## Items from an interface collection:

· · · ·

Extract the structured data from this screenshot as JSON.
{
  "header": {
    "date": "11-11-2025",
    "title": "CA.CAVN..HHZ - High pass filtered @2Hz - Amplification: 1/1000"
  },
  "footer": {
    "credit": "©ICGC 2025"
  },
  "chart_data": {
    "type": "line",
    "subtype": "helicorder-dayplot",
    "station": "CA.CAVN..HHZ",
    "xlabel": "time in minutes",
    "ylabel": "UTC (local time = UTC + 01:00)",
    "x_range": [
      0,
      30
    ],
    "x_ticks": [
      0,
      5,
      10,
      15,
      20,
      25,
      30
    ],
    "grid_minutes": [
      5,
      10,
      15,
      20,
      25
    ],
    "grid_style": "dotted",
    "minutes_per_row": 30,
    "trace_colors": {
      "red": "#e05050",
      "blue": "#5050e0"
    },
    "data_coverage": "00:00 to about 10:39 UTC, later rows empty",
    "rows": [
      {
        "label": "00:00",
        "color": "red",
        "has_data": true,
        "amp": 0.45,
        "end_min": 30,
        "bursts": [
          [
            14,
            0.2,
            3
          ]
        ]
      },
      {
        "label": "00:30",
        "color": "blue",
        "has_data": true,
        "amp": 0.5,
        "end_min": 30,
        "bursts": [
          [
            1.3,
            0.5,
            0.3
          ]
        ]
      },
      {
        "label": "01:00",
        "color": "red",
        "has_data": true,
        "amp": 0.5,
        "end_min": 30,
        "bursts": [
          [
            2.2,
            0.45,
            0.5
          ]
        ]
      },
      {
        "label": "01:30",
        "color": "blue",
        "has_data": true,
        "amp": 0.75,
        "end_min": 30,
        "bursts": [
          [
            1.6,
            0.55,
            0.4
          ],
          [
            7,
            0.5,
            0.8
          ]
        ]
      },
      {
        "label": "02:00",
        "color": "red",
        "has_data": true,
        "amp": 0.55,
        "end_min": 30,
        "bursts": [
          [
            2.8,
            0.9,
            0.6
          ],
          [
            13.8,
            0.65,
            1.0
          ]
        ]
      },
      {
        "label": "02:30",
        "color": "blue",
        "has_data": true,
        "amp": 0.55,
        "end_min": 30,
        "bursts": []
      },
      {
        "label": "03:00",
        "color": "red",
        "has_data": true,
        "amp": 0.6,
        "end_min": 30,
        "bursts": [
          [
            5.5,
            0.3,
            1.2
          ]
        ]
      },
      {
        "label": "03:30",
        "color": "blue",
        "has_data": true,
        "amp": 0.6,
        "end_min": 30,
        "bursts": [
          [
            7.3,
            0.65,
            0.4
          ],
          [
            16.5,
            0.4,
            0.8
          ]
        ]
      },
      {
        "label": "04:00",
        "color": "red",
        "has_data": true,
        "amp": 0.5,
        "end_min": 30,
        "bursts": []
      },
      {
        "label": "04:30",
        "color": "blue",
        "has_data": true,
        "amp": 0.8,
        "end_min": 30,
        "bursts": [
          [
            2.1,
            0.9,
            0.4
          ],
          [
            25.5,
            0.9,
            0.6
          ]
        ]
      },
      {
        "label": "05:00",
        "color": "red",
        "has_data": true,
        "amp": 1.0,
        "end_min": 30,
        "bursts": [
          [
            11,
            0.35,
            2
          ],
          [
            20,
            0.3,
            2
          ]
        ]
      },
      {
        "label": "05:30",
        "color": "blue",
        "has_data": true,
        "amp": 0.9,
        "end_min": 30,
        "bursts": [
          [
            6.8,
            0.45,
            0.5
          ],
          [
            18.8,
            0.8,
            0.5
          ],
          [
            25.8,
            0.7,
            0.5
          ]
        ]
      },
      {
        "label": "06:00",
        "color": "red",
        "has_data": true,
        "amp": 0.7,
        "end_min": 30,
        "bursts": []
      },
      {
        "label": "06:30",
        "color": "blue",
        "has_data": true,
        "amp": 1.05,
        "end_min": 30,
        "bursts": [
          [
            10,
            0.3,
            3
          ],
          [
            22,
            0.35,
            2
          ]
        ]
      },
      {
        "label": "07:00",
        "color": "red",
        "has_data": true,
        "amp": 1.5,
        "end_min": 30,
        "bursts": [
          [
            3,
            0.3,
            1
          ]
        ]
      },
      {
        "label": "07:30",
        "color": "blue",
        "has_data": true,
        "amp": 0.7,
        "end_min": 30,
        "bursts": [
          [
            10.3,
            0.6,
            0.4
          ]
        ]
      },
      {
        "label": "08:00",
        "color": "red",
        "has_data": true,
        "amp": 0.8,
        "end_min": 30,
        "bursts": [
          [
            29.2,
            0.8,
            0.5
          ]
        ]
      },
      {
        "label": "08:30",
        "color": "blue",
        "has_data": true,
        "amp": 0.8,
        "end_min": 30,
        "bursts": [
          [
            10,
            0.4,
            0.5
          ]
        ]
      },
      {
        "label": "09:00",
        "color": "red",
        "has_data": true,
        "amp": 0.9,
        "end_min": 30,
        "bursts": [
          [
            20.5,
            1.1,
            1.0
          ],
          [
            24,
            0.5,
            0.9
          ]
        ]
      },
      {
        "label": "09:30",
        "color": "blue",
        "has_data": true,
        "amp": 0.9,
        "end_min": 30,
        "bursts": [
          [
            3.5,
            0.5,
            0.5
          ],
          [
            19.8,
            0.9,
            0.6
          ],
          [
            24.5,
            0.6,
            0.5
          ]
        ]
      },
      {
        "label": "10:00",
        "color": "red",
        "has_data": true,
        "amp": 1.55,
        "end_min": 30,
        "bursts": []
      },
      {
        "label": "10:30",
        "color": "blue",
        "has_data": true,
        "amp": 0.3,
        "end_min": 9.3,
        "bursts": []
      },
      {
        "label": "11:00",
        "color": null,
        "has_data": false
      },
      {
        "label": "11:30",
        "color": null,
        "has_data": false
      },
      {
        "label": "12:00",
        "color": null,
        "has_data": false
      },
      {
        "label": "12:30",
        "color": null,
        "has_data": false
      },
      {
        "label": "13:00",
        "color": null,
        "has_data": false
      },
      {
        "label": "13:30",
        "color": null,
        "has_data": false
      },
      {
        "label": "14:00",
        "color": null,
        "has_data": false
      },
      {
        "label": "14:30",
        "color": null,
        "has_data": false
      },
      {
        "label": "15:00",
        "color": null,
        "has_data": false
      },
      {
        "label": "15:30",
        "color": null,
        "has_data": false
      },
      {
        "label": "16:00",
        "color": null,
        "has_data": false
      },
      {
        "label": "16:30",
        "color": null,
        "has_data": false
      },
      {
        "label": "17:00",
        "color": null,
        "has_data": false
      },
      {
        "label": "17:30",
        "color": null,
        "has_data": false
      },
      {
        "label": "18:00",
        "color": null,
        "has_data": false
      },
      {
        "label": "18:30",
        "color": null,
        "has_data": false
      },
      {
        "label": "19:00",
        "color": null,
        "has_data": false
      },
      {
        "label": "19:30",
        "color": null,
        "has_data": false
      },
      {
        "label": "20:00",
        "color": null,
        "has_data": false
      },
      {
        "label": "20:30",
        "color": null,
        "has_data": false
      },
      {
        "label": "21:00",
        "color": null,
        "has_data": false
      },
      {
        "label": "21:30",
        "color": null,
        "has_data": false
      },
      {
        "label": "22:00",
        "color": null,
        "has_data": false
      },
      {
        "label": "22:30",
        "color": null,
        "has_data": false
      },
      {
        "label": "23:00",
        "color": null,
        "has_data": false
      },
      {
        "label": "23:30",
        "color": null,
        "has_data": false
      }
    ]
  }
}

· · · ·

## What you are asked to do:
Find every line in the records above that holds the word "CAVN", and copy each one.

## Result of this exercise:
    "title": "CA.CAVN..HHZ - High pass filtered @2Hz - Amplification: 1/1000"
    "station": "CA.CAVN..HHZ",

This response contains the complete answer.